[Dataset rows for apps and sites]
↓↓↓

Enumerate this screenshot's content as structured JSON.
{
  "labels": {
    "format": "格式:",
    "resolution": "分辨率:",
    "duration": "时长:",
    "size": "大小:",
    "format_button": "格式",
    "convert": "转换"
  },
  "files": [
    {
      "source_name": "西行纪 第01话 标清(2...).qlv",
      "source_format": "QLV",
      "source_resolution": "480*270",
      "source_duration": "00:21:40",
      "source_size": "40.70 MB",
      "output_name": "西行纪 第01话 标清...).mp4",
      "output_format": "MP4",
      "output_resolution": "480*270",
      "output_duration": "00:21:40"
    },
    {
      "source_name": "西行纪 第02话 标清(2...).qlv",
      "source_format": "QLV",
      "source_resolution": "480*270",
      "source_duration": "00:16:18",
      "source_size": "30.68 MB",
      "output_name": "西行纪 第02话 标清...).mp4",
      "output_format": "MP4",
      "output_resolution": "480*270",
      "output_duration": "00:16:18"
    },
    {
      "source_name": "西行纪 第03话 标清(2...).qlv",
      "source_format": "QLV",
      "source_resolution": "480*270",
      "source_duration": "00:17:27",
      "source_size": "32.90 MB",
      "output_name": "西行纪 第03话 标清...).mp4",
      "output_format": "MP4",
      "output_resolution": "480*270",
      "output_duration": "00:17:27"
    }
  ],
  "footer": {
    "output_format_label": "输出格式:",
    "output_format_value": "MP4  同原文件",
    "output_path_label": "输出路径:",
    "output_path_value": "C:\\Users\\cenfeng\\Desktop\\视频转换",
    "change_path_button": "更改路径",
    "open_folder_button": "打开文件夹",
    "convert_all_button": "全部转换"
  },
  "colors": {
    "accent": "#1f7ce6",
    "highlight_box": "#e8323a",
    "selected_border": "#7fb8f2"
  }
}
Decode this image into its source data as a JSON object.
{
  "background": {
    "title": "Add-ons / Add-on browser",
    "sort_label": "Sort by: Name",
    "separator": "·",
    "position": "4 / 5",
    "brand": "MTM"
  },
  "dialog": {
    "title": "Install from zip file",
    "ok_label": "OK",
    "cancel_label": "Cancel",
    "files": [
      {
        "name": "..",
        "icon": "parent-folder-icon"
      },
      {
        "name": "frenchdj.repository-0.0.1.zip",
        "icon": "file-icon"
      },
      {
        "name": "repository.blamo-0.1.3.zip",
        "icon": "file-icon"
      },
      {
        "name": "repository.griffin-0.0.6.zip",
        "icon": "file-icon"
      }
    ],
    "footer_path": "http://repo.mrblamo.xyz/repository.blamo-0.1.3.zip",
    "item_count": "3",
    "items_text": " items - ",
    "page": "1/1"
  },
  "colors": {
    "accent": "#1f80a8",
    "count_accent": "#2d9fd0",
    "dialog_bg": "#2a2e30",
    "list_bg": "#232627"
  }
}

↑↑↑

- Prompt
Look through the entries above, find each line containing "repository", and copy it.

- Result
        "name": "frenchdj.repository-0.0.1.zip",
        "name": "repository.blamo-0.1.3.zip",
        "name": "repository.griffin-0.0.6.zip",
    "footer_path": "http://repo.mrblamo.xyz/repository.blamo-0.1.3.zip",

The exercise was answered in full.